I have tried to stem the flow of working-mom angst. I have gotten up before the sun has even peaked from behind the horizon. I have premade meals, and even occasionally cooked them. I have imported friends and babysitters alike to entertain my children. Sometimes my efforts work, but many times they don’t. My kids are like velociraptors and will search until they find the weakest spot in my mom armor. At this point they have worn down my patience of steel to frustration in tarnished tin.
Every day, I tell my kids that my closed office door means I’m working. This is apparently an invitation to stand outside the door and scream things at me or barge in like the Kool Aid man. Yesterday I dropped my work amidst cries of, “The hospital is on the phone!” I barely managed a terrified and breathless hello before finding out it was the veterinarian hospital calling to see how our pooch was after his kennel stay. And god forbid I forget my daughter’s third breakfast of the day. I swear that kid has a tapeworm. I always say, “I am not your waitress, make your own meal.” Yet, what she hears is, “I am your waitress and live to make every meal for you.”
So what’s a work-from-home Mom to do?

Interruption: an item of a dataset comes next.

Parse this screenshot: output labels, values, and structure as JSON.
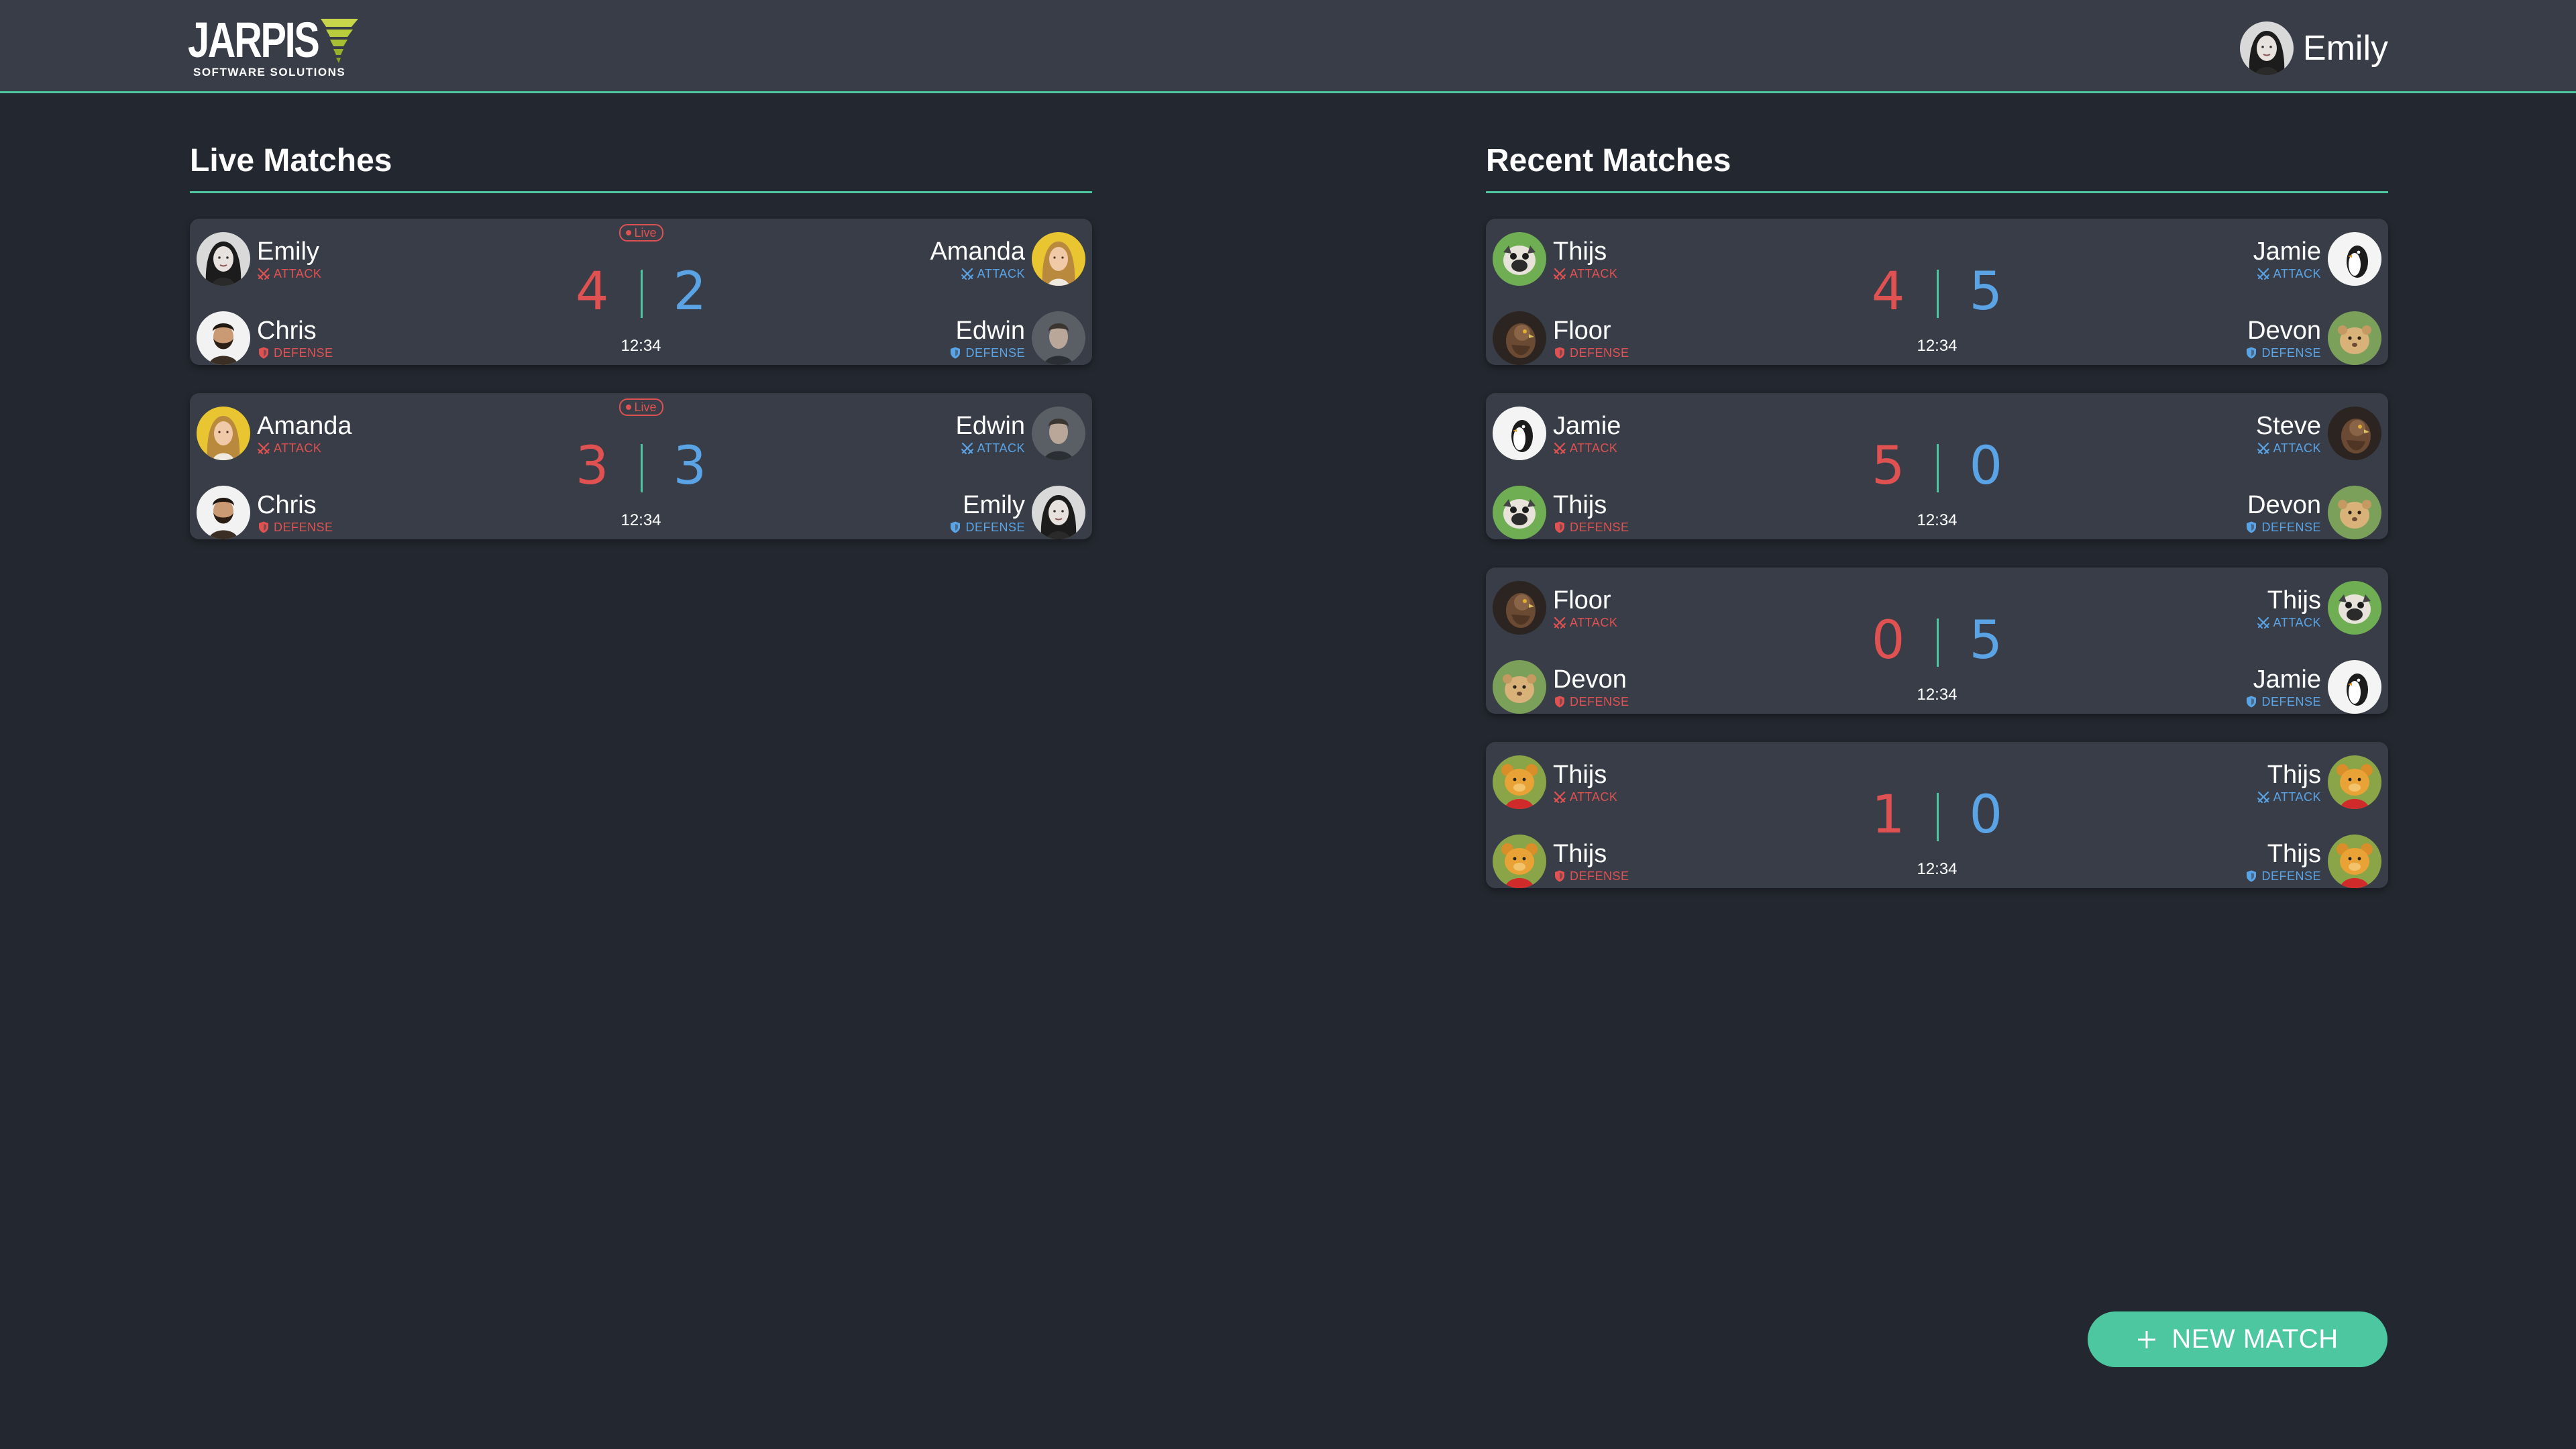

Fear not, working mothers of America. I have some tried and true tips from the trenches to help us work through the summer child annoyances.

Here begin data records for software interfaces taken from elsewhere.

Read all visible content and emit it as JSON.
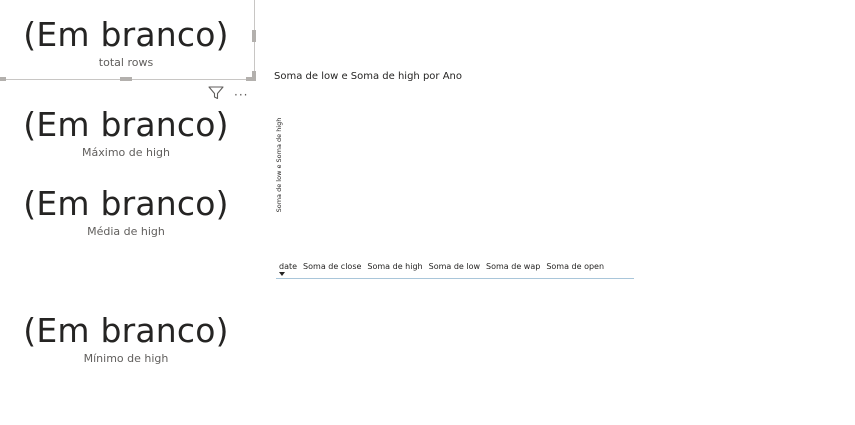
{
  "cards": [
    {
      "value": "(Em branco)",
      "label": "total rows"
    },
    {
      "value": "(Em branco)",
      "label": "Máximo de high"
    },
    {
      "value": "(Em branco)",
      "label": "Média de high"
    },
    {
      "value": "(Em branco)",
      "label": "Mínimo de high"
    }
  ],
  "visual_header": {
    "filter_icon": "filter-icon",
    "more_icon": "more-options-icon",
    "more_glyph": "···"
  },
  "chart": {
    "title": "Soma de low e Soma de high por Ano",
    "ylabel": "Soma de low e Soma de high"
  },
  "table": {
    "columns": [
      "date",
      "Soma de close",
      "Soma de high",
      "Soma de low",
      "Soma de wap",
      "Soma de open"
    ],
    "sort_column": "date",
    "sort_direction": "descending"
  }
}
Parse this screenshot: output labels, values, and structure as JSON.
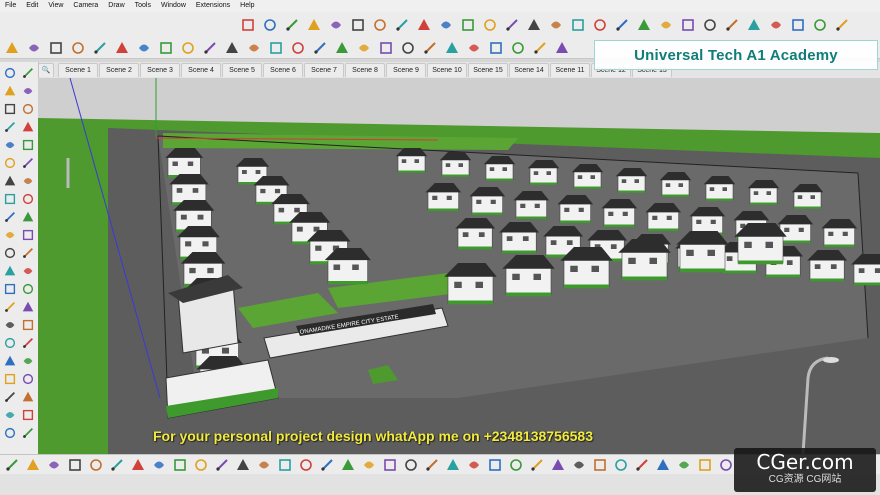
{
  "menu": [
    "File",
    "Edit",
    "View",
    "Camera",
    "Draw",
    "Tools",
    "Window",
    "Extensions",
    "Help"
  ],
  "scenes": [
    "Scene 1",
    "Scene 2",
    "Scene 3",
    "Scene 4",
    "Scene 5",
    "Scene 6",
    "Scene 7",
    "Scene 8",
    "Scene 9",
    "Scene 10",
    "Scene 15",
    "Scene 14",
    "Scene 11",
    "Scene 12",
    "Scene 13"
  ],
  "overlay": {
    "academy": "Universal Tech A1 Academy",
    "promo": "For your personal project design whatApp me on +2348138756583",
    "estate_sign": "ONAMADIKE EMPIRE CITY ESTATE",
    "watermark_main": "CGer.com",
    "watermark_sub": "CG资源 CG网站"
  },
  "colors": {
    "academy_text": "#0f7d78",
    "promo_text": "#f2ea3c",
    "grass": "#4e9a2e",
    "road": "#5a5a5a",
    "roof": "#2d2d2d",
    "wall": "#f2f2f2"
  },
  "icons": {
    "top_toolbar": [
      "select-icon",
      "eraser-icon",
      "paint-icon",
      "line-icon",
      "arc-icon",
      "rectangle-icon",
      "push-pull-icon",
      "move-icon",
      "rotate-icon",
      "scale-icon",
      "offset-icon",
      "tape-measure-icon",
      "text-icon",
      "axes-icon",
      "orbit-icon",
      "pan-icon",
      "zoom-icon",
      "zoom-extents-icon",
      "3d-warehouse-icon",
      "extension-warehouse-icon",
      "layout-icon",
      "style-icon",
      "shadow-icon",
      "fog-icon",
      "section-icon"
    ],
    "main_toolbar": [
      "new-icon",
      "open-icon",
      "save-icon",
      "cut-icon",
      "copy-icon",
      "paste-icon",
      "delete-icon",
      "undo-icon",
      "redo-icon",
      "print-icon",
      "model-info-icon",
      "search-icon",
      "select-arrow-icon",
      "eraser-icon",
      "pencil-icon",
      "arc-icon",
      "rectangle-icon",
      "push-pull-icon",
      "move-icon",
      "rotate-icon",
      "scale-icon",
      "offset-icon"
    ]
  }
}
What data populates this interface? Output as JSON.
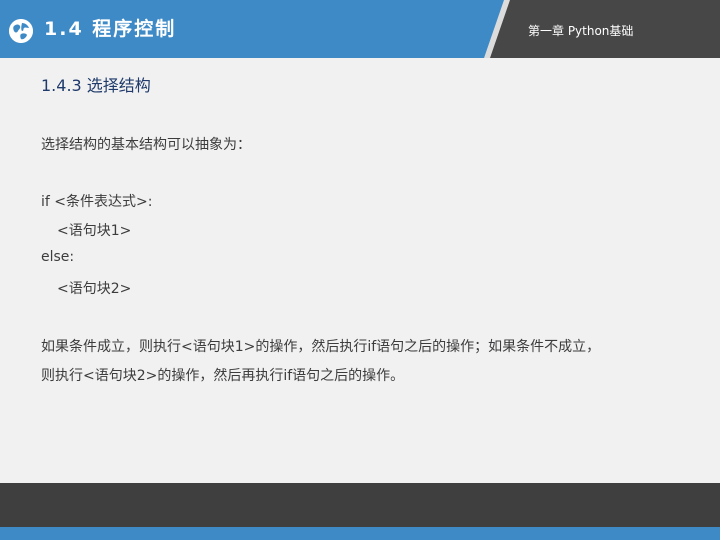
{
  "header": {
    "section_title": "1.4  程序控制",
    "chapter_label": "第一章 Python基础",
    "accent_color": "#3e8ac6",
    "dark_panel_color": "#474747",
    "icon": "globe-icon"
  },
  "content": {
    "subheading": "1.4.3  选择结构",
    "intro": "选择结构的基本结构可以抽象为：",
    "code_lines": [
      "if <条件表达式>:",
      "<语句块1>",
      "else:",
      "<语句块2>"
    ],
    "explanation_lines": [
      "如果条件成立，则执行<语句块1>的操作，然后执行if语句之后的操作；如果条件不成立，",
      "则执行<语句块2>的操作，然后再执行if语句之后的操作。"
    ]
  },
  "footer": {
    "dark_color": "#3f3f3f",
    "accent_color": "#3e8ac6"
  }
}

1. Only allow electronics to be used when you are working. Trust me. The house could be burning down and my kids wouldn’t even notice during their daily Minecraft session.

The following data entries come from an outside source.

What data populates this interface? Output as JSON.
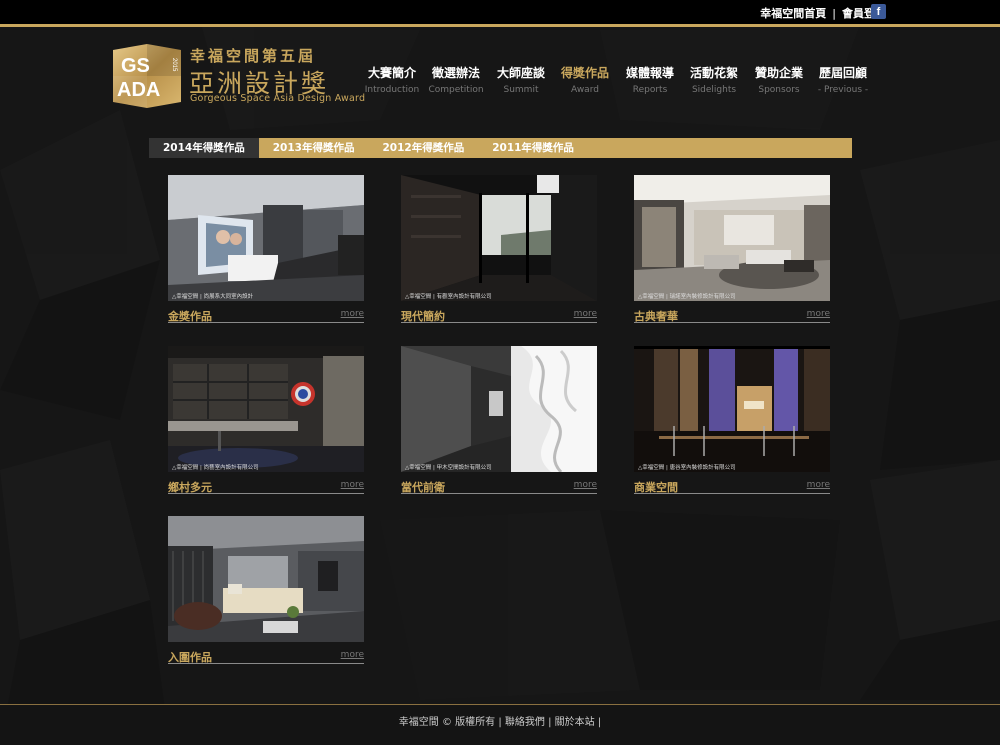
{
  "topbar": {
    "home_link": "幸福空間首頁",
    "separator": "|",
    "login_link": "會員登入",
    "facebook_icon": "f"
  },
  "logo": {
    "badge_line1": "GS",
    "badge_line2": "ADA",
    "badge_year": "2015",
    "title_line1": "幸福空間第五屆",
    "title_line2": "亞洲設計獎",
    "subtitle": "Gorgeous Space Asia Design Award"
  },
  "nav": [
    {
      "zh": "大賽簡介",
      "en": "Introduction"
    },
    {
      "zh": "徵選辦法",
      "en": "Competition"
    },
    {
      "zh": "大師座談",
      "en": "Summit"
    },
    {
      "zh": "得獎作品",
      "en": "Award"
    },
    {
      "zh": "媒體報導",
      "en": "Reports"
    },
    {
      "zh": "活動花絮",
      "en": "Sidelights"
    },
    {
      "zh": "贊助企業",
      "en": "Sponsors"
    },
    {
      "zh": "歷屆回顧",
      "en": "- Previous -"
    }
  ],
  "nav_active_index": 3,
  "tabs": [
    "2014年得獎作品",
    "2013年得獎作品",
    "2012年得獎作品",
    "2011年得獎作品"
  ],
  "tab_active_index": 0,
  "cards": [
    {
      "title": "金獎作品",
      "more": "more",
      "watermark": "△幸福空間 | 尚展系大同室內設計"
    },
    {
      "title": "現代簡約",
      "more": "more",
      "watermark": "△幸福空間 | 有觀室內設計有限公司"
    },
    {
      "title": "古典奢華",
      "more": "more",
      "watermark": "△幸福空間 | 瑞諾室內裝修設計有限公司"
    },
    {
      "title": "鄉村多元",
      "more": "more",
      "watermark": "△幸福空間 | 尚藝室內設計有限公司"
    },
    {
      "title": "當代前衛",
      "more": "more",
      "watermark": "△幸福空間 | 甲木空間設計有限公司"
    },
    {
      "title": "商業空間",
      "more": "more",
      "watermark": "△幸福空間 | 唐谷室內裝修設計有限公司"
    },
    {
      "title": "入圍作品",
      "more": "more",
      "watermark": ""
    }
  ],
  "footer": {
    "copyright": "幸福空間 © 版權所有 |",
    "contact": "聯絡我們",
    "sep": "|",
    "about": "關於本站",
    "end": "|"
  },
  "colors": {
    "gold": "#c9a75d",
    "background": "#151515",
    "topbar": "#000000",
    "facebook": "#3b5998"
  }
}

2. Incorporate a required reading hour, or four, daily. I hear Tolstoy is perfect for the under 12 crowd, or maybe something in Old English that will taken them hours to figure out. The young kids of today really need to get going on their Shakespeare.
3. Pick a nice, long movie, like Harry Potter or some other series that requires rapt attention. It’s magical how much work you can get done while little Harry is busy flying around playing Quidditch.
4. Always have a secret stash of crafts available for emergencies. I pull them out, paper my kitchen table and turn a blind eye to the firestorm of mess while I take care of business in my office, just a few feet away from the where the next Picasso is being created.
5. Set them up with the Easy Bake Oven. There is nothing easy about it, but kids love it and even though the kitchen will take forever to clean up you may get 30 minutes to check some e-mails.
6. Give your kids a mid-afternoon ice cream break…outside. When it melts everywhere, just hose them down.
7. Turn on the sprinklers and let your kids run through them to their hearts content. You might even get a chance to take a conference call during the fifteen blissful minutes of water-induced giggling.
8. Sign your child up for as many camps as you can manage. Even if little Susie doesn’t want to learn to knit at first, four morning sessions at the local YMCA will give her plenty of time to figure out how to make the perfect Christmas scarf for Grandma.
9. Have your kids start their own business. It could be a dog walking business, or a lawn business pulling out all those pesky weeds, possibly a lemonade stand – at the next door neighbors, anything is fair game to get some much needed time to work. And think, it will burn energy and make them some cash too!
10. Hire a sitter for a few hours and escape to the library with a pair of noise-canceling headphones. Who cares if you look like you’re trying to land a 747 in the parking lot? You’ll be happier sacrificing fashion for silence.
11. Farm out little Jacob and Caitlyn to your friend’s house a few hours, and reciprocate for her little terrors. Play time—or work time is much needed for everyone.
Most importantly, be sure to always have some of your favorite snacks in your office drawer or your closet though, because your work time may be the only chance you get to mow a Snickers bar all by your lonesome. Working from home is difficult. Sometimes it just takes a little creativity, and chocolate, to pull it altogether.